Noa Wertheim describes her movement-based language as deriving from the dancers’ training in contact improvisation, release technique, martial arts and its connected energy work, and a bit of ballet. Unlike many dance styles that are shape oriented, Vertigo’s movement is generated from the body’s weight, momentum, and qualitative energies. In “Pardes,” for example, the toes are energized but not pointed. Hip circles evolve into giant body swirls, partnered cantilevered spins, or gliding swirls on the floor.
Wertheim’s absorbing movement episodes are interspersed with full ensemble sequences, which feel like a healing ritual. The dancers sometimes form a line stretching across the stage to enfold or offer physical support to an individual. Sometimes they just do what dancers do—they dance. A simple folk dance step becomes a leitmotif for the ongoing “dance of life.” It pops up in partner sequences, country dance formations, and in one final, connected line that persists as the lights dim—pulsing, breathing, dancing.
photo credits: maria baronova

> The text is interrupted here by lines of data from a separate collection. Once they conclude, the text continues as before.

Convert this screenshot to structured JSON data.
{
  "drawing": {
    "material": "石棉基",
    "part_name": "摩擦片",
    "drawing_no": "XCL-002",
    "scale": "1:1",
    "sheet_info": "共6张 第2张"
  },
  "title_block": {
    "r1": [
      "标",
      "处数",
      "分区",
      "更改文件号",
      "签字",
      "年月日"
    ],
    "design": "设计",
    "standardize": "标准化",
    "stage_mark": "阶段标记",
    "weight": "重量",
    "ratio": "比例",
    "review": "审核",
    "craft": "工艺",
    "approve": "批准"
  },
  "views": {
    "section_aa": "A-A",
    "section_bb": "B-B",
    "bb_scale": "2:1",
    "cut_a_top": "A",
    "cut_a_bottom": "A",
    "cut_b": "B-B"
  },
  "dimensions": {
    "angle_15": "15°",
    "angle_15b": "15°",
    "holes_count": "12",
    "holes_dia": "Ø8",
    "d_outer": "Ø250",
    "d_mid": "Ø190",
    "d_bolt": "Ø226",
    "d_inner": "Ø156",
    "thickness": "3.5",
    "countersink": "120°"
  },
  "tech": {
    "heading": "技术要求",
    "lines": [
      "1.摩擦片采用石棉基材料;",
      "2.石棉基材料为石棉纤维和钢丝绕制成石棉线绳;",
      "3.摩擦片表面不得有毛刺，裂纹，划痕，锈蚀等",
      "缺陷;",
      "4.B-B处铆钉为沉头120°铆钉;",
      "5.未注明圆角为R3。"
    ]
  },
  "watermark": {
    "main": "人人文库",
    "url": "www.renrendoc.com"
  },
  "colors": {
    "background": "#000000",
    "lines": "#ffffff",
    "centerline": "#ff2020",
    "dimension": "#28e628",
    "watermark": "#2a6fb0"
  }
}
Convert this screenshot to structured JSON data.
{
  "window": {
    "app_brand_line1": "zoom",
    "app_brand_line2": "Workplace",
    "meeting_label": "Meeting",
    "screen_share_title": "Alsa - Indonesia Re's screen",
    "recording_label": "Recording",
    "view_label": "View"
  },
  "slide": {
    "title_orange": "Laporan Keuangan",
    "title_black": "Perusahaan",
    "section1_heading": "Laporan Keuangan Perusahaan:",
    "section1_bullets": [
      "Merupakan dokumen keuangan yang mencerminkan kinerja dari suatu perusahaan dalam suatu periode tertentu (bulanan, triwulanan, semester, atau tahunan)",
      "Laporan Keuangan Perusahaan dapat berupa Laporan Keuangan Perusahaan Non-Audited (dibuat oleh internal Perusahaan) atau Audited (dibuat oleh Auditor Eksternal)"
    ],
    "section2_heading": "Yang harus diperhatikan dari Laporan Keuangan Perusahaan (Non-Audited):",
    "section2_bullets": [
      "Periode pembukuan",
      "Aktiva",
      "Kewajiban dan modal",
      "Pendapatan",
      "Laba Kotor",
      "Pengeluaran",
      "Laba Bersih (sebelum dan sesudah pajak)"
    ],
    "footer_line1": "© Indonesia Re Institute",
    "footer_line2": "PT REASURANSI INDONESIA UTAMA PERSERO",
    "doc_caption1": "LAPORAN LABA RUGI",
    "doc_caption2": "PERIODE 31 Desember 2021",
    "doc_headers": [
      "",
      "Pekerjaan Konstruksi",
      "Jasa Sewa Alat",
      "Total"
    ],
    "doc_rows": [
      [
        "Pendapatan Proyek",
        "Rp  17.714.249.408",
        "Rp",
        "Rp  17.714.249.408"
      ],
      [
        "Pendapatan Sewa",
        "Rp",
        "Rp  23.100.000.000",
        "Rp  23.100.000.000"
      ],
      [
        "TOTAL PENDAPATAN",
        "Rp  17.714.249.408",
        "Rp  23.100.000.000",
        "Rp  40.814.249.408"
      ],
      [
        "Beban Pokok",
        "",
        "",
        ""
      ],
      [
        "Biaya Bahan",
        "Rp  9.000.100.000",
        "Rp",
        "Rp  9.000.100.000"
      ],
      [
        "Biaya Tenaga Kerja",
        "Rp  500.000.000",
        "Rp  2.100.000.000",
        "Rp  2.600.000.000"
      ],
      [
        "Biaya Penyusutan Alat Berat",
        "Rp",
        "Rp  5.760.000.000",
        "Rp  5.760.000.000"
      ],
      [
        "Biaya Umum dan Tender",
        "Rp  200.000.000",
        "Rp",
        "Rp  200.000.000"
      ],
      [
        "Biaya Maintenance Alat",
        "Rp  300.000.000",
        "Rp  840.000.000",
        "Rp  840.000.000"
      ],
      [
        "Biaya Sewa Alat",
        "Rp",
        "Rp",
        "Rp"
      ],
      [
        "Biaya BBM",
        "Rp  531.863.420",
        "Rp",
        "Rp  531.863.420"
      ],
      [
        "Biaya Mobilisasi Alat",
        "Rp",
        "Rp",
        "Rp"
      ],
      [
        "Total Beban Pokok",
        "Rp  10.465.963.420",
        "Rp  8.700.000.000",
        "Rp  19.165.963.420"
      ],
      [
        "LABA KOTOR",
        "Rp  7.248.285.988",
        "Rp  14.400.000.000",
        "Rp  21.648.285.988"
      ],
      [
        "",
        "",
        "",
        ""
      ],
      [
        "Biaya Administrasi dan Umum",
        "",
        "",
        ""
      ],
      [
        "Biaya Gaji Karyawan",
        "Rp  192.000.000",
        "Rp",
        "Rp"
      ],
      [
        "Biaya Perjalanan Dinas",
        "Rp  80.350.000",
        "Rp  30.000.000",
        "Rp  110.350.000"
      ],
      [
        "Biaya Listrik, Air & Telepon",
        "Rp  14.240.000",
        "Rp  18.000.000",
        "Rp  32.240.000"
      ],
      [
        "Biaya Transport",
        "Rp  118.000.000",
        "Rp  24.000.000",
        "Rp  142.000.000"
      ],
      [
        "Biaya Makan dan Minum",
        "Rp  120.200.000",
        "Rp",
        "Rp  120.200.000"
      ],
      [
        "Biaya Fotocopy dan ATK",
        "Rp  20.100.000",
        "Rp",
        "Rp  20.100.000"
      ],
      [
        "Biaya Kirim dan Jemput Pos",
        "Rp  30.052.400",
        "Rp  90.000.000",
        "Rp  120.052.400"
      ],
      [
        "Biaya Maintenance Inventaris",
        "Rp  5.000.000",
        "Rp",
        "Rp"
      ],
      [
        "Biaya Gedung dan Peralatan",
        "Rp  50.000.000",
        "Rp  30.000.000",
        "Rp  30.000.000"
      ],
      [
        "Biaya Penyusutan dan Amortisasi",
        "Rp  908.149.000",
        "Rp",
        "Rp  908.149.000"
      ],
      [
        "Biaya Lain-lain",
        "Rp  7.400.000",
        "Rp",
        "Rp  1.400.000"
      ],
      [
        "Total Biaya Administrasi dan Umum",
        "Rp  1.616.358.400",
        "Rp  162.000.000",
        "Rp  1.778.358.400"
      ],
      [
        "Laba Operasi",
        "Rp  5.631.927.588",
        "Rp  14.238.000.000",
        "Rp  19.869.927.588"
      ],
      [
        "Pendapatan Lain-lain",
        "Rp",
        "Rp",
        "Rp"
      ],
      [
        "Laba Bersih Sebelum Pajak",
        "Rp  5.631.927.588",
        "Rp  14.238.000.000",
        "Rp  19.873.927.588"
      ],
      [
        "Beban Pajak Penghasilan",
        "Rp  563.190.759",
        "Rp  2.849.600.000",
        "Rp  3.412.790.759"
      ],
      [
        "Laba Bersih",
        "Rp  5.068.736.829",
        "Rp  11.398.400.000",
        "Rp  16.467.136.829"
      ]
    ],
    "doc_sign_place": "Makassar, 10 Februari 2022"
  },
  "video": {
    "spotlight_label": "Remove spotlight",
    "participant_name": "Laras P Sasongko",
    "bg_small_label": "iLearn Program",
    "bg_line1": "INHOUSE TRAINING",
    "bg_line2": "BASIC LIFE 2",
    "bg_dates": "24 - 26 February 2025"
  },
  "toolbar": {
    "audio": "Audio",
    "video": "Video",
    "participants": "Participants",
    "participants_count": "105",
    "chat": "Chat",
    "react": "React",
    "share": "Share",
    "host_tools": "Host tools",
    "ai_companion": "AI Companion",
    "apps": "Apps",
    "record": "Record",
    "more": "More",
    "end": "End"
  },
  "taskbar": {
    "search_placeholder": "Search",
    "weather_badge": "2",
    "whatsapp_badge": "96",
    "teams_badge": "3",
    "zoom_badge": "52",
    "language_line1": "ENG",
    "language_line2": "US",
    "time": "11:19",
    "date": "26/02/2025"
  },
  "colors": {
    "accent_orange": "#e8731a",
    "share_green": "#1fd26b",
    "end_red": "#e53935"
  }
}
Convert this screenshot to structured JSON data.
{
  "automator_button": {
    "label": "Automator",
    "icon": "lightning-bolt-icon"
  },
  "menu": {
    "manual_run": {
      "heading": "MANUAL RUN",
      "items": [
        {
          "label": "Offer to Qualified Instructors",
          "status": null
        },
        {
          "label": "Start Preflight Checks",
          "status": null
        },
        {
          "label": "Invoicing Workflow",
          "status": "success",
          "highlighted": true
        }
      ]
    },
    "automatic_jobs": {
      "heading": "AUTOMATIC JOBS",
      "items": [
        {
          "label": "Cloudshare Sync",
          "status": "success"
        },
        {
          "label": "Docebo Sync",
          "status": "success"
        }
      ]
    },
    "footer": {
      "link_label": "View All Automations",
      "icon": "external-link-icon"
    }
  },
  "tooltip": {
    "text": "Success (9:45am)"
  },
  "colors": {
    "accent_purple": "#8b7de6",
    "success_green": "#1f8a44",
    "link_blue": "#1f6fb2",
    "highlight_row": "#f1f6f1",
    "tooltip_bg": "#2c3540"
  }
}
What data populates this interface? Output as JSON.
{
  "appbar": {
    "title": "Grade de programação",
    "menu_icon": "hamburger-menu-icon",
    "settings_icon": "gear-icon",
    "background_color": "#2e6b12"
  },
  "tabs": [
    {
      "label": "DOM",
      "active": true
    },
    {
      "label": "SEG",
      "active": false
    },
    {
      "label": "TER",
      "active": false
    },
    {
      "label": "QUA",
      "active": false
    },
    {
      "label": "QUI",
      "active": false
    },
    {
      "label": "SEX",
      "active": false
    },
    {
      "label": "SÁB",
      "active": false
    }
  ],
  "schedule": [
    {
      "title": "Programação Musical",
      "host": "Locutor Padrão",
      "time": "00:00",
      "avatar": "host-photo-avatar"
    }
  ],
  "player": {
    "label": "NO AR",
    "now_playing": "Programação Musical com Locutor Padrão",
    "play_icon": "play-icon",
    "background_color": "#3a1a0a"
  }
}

Karen Greenspan is a New York City-based dance journalist and the author of Footfalls from the Land of Happiness: A Journey into the Dances of Bhutan.